This service is enabled by several features of Bare Metal Cloud Services. Part of this offering is a secure SDN Virtual Cloud Network that allows the customer to treat the service as a secure extension to their on-premises network.
Earlier this year, Oracle announced the Oracle Cloud at Customer suite. This is an on-premises solution that consists of the same hardware, software and operational services used by Oracle Cloud, but installed at the customer site. The customer gets all the public cloud services, infrastructure, and database, as the Oracle Cloud but it now resides on their side of the firewall. Because the environment is identical, the customer is able to more easily move workloads between their on-premises installation and the Oracle public cloud.
Oracle Cloud at Customer differs from products such as the Azure “cloud in a box” offered by several hardware vendors for the Microsoft cloud, as Oracle offers a fully managed service solution; customers access the locally installed service in a subscription format using an elastic metered formula. All administration, maintenance, and updating of Cloud at Customer is the responsibility of Oracle and included in the service pricing, which is targeted at being consistent with the cost of using the Oracle public cloud.
Flagship software goes cloud-first
The latest release of Oracle’s flagship database software, version 12c, is, for the first time, being released initially as a cloud service, with the promise of a later release of a traditional software version. This pretty much represents the final stage in complete turnabout from Larry Ellison’s often-quoted statement almost a decade ago that the cloud was “complete gibberish.”
“Amazon’s lead is over,” Ellison said at the 12c launch. “Amazon is going to have serious competition going forward.”
The database as a service comes in three service levels; Exadata Express, the entry level version, the Oracle Enterprise Database Cloud Service, and the full-blown Exadata Cloud Service. The platform also now supports Oracle MySQL Cloud Services and Oracle Big Data Cloud Service.
Oracle is also rolling out the first new version of the Ravello Cloud Service since Oracle acquired Ravello. This service allows customers to run enterprise VMware and KVM workloads on the cloud without requiring any reconfiguration of the applications, changes to the network or conversion of the virtual machine.
Oracle is clustering data centers in Regions; three self-contained data centers called “availability domains” in geographic proximity clustered over high-speed fiber connections. Data is duplicated across the clusters to provide high-availability and redundancy, and eventually all of the regions will be networked together.

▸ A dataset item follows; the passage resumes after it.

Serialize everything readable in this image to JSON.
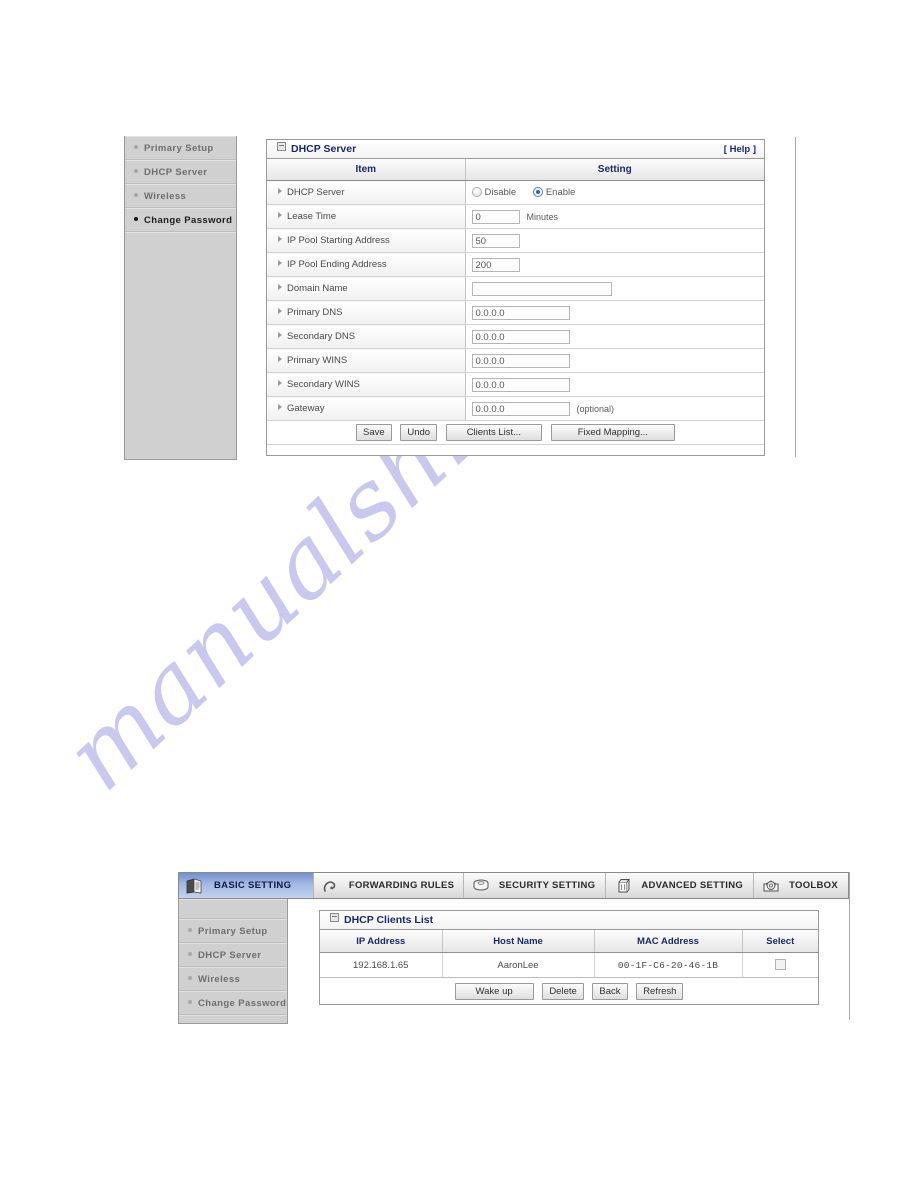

First the North American sites will be connected, then Europe, and then these European and North American regions will be networked together. It’s a reasonable presumption that this will eventually apply to some of its Asian sites, currently in China and Japan. The Global Infrastructure graphic from Oracle shows the basic locations of the Oracle data centers and their regions and availability zones.
Is it enough?
Oracle has also fully embraced the container model in its cloud and now offers the Oracle Container Cloud Service which is a Docker-compatible service that allows single-click deployment.
All of these announcements add up to a serious attempt for Oracle to find a strong position in the cloud services market, which, in fiscal year 2015, earned the company several billion dollars. Whether or not it is enough for Oracle to increase its customer base, and not just migrate existing customers to the cloud, remains to be seen.
Once considered to be a day late to the cloud game, Oracle may no longer be that dollar short.
A version of this article appeared in the December/January issue of DatacenterDynamics magazine.